The history of the Przewalski horse. The Przewalski horse, named after its rediscoverer, Colonel Nicolai Przewalski, is the last surviving truly wild horse. Together with other large grazers, wild horses were the natural inhabitants of the steppes that stretched from Europe deep into Asia. Prehistoric cave paintings bear witness to this. Mongolian Horses in snow by Marcel Langthim from Pixabay Mongolian Horse Habitat. The wild Mongolian horse historically wandered Asia’ steppes freely, including the border with China and the Gobi e an extremely dry climate, the Gobi region is home to many Mongolian animals who roam its many springs, forests, and include the Mongolian Wild Ass, a cousin of. Finally in the first shipment of Przewalski horses to Mongolia took place. After this until four other transports followed with a total of 84 Przewalski horses. Today, , about forty years after formation of the Foundation, more than Przewalski horses (takhi) roam free in the beautiful mountain steppes of Mongolia.   Przewalski horse and restoration to its natural habitat in Mongolia. Rome: Food and Agriculture Organization of the United Nations, (OCoLC) Material Type: Conference publication, Government publication, International government publication: Document Type: Book: All Authors / Contributors.

The national symbol of Mongolia, the Przewalski horse or Takhi, has returned to its country of origin.
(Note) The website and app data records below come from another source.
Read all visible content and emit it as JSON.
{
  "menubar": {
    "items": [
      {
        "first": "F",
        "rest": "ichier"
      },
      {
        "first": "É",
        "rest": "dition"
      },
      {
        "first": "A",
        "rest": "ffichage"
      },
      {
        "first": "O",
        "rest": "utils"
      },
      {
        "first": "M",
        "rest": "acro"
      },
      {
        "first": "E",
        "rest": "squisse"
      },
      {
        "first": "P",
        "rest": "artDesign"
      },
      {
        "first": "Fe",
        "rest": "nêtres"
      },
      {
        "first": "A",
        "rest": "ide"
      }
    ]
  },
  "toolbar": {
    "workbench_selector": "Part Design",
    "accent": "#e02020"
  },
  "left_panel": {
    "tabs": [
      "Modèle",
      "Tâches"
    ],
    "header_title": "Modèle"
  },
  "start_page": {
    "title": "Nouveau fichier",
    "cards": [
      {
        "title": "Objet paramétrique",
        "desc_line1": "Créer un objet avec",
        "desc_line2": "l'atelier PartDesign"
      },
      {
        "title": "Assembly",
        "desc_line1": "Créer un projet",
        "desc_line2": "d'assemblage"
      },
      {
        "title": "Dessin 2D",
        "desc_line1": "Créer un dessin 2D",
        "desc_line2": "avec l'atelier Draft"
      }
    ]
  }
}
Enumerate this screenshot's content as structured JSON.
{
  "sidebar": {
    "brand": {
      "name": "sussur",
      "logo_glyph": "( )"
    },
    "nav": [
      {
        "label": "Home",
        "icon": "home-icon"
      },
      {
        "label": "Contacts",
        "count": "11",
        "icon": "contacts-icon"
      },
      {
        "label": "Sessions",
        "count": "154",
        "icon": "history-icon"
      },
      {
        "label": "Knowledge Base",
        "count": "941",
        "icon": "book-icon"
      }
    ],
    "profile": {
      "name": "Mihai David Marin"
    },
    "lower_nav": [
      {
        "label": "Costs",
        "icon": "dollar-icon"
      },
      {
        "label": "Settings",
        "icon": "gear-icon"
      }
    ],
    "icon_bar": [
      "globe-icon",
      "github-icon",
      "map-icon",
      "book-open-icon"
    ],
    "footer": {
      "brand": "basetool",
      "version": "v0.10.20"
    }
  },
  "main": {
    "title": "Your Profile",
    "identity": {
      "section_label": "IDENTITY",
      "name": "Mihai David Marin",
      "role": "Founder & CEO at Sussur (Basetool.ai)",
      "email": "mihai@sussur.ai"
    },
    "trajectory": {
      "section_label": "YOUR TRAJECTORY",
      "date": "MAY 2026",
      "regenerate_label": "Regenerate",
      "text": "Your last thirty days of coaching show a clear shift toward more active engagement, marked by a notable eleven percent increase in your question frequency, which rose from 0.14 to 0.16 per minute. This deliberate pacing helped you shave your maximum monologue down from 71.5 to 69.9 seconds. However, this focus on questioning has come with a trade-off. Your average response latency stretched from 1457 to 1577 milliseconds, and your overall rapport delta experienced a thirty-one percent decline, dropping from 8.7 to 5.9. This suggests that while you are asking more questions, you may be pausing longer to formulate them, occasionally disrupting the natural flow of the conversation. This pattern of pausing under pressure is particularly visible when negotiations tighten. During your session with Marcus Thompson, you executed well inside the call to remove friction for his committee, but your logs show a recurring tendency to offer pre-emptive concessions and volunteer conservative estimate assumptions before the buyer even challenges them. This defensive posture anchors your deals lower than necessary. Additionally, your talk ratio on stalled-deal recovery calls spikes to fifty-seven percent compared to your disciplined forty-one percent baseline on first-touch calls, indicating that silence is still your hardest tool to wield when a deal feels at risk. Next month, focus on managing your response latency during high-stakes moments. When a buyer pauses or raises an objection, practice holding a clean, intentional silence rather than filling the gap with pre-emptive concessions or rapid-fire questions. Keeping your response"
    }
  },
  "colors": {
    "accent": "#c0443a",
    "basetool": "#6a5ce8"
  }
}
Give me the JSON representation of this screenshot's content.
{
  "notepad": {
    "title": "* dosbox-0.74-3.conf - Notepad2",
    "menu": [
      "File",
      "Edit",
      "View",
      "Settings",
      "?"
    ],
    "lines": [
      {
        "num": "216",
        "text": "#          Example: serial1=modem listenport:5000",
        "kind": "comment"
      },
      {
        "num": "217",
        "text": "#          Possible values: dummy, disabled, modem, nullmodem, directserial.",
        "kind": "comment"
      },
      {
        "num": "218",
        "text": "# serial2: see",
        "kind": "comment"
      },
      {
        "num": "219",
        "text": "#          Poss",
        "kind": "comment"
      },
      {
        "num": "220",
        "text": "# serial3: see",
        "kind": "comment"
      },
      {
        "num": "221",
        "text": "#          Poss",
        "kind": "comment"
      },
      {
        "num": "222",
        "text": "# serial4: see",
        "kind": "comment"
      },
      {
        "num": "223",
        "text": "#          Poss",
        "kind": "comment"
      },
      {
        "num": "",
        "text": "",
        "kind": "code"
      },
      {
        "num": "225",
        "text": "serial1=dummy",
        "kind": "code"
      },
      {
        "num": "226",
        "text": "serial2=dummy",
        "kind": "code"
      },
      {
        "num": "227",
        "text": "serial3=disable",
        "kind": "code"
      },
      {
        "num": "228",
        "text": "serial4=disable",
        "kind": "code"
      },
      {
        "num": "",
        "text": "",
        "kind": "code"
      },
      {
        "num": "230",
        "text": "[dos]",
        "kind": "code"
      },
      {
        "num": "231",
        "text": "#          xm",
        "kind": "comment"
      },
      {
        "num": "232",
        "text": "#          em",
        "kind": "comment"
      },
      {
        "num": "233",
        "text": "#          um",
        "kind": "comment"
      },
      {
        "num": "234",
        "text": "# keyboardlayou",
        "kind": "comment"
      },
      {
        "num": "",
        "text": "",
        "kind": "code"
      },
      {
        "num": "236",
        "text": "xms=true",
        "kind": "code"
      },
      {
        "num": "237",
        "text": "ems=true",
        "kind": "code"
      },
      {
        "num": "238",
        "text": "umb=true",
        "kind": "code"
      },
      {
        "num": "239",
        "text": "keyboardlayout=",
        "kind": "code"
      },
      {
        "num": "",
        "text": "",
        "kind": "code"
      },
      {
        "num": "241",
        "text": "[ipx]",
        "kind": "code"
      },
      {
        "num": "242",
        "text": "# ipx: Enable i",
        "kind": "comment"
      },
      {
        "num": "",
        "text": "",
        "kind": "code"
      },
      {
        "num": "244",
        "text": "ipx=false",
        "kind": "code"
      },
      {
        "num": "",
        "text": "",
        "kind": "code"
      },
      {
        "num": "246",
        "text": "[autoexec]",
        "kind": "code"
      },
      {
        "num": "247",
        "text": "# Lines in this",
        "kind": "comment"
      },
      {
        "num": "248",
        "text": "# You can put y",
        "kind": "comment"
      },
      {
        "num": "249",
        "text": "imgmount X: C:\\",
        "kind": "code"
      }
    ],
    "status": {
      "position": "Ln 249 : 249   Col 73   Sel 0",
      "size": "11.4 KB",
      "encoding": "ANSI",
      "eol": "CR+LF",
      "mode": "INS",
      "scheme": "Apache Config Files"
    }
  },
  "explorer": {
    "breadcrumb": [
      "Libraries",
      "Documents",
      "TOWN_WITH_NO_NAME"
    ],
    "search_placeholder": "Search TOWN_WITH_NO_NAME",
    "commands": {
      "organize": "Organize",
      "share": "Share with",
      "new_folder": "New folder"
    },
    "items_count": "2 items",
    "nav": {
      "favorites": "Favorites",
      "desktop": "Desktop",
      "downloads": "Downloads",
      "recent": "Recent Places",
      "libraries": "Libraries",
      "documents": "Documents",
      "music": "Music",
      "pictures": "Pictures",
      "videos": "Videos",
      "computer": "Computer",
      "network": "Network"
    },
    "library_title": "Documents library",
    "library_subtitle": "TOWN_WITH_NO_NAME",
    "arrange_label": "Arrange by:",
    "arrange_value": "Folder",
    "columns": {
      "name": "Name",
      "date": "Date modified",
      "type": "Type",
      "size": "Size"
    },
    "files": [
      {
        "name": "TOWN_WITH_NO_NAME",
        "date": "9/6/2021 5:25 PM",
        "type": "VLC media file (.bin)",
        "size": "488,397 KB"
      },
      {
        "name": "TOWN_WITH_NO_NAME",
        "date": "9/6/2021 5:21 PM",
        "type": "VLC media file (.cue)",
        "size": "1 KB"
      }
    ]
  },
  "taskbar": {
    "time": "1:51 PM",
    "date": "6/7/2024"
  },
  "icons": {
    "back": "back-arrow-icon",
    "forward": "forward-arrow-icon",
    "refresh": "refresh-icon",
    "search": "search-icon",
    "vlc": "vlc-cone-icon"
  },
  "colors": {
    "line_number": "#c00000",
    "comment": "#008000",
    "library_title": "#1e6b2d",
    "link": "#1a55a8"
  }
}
The only truly wild horse has recovered from a captive existence abroad to now roam free in the wild forests and steppes of the Hustai National Park. The remarkable come-back tells a . Przewalski's horse (pronounced /(p) ʃ ə ˈ v æ l s k i z / or / p r eɪ ə ˈ v æ l s k i z /; Polish: [pʂɛˈvalskʲi]), Equus przewalskii or Equus ferus przewalskii, also called the takhi, Mongolian wild horse or Dzungarian horse, is a rare and endangered horse native to the steppes of central Asia. At one time extinct in the wild, it has been reintroduced to its native habitat since Class: Mammalia. First described scientifically in the late 19th century by Russian explorer N. M. Przewalski, for whom the horse is named, the horse once freely roamed the steppe along the Mongolia-China border. Przewalski tried hunting takhi, but “like a windstorm they fled and disappeared,” Inge and Jan Bouman wrote in Przewalski’s Horse: The History and Biology of an Endangered Species, a book.